• _Work required_
Retype the full listing without altering anything.

• _Material to process_

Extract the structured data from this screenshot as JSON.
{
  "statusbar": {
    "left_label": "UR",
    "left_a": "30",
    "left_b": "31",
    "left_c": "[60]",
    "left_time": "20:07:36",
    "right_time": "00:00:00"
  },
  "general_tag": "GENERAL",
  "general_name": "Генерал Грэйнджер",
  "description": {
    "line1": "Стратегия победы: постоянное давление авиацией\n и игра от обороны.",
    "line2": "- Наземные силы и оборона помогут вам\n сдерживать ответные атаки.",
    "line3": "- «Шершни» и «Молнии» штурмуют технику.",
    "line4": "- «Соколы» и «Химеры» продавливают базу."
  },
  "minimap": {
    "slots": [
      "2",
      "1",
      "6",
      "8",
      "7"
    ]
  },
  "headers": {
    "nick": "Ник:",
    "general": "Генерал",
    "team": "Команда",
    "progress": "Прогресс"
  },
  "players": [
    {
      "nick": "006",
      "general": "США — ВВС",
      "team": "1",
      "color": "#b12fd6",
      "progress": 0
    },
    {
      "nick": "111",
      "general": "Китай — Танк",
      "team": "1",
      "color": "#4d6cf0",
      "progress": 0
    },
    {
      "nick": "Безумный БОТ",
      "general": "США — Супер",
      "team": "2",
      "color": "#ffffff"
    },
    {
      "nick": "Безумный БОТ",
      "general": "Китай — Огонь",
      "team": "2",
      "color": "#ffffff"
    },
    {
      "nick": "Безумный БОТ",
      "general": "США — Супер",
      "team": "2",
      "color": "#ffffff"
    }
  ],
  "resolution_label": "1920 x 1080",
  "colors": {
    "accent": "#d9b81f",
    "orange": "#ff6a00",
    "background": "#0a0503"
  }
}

• _Solution_
Extract the structured data from this screenshot as JSON.
{
  "statusbar": {
    "left_label": "UR",
    "left_a": "30",
    "left_b": "31",
    "left_c": "[60]",
    "left_time": "20:07:36",
    "right_time": "00:00:00"
  },
  "general_tag": "GENERAL",
  "general_name": "Генерал Грэйнджер",
  "description": {
    "line1": "Стратегия победы: постоянное давление авиацией\n и игра от обороны.",
    "line2": "- Наземные силы и оборона помогут вам\n сдерживать ответные атаки.",
    "line3": "- «Шершни» и «Молнии» штурмуют технику.",
    "line4": "- «Соколы» и «Химеры» продавливают базу."
  },
  "minimap": {
    "slots": [
      "2",
      "1",
      "6",
      "8",
      "7"
    ]
  },
  "headers": {
    "nick": "Ник:",
    "general": "Генерал",
    "team": "Команда",
    "progress": "Прогресс"
  },
  "players": [
    {
      "nick": "006",
      "general": "США — ВВС",
      "team": "1",
      "color": "#b12fd6",
      "progress": 0
    },
    {
      "nick": "111",
      "general": "Китай — Танк",
      "team": "1",
      "color": "#4d6cf0",
      "progress": 0
    },
    {
      "nick": "Безумный БОТ",
      "general": "США — Супер",
      "team": "2",
      "color": "#ffffff"
    },
    {
      "nick": "Безумный БОТ",
      "general": "Китай — Огонь",
      "team": "2",
      "color": "#ffffff"
    },
    {
      "nick": "Безумный БОТ",
      "general": "США — Супер",
      "team": "2",
      "color": "#ffffff"
    }
  ],
  "resolution_label": "1920 x 1080",
  "colors": {
    "accent": "#d9b81f",
    "orange": "#ff6a00",
    "background": "#0a0503"
  }
}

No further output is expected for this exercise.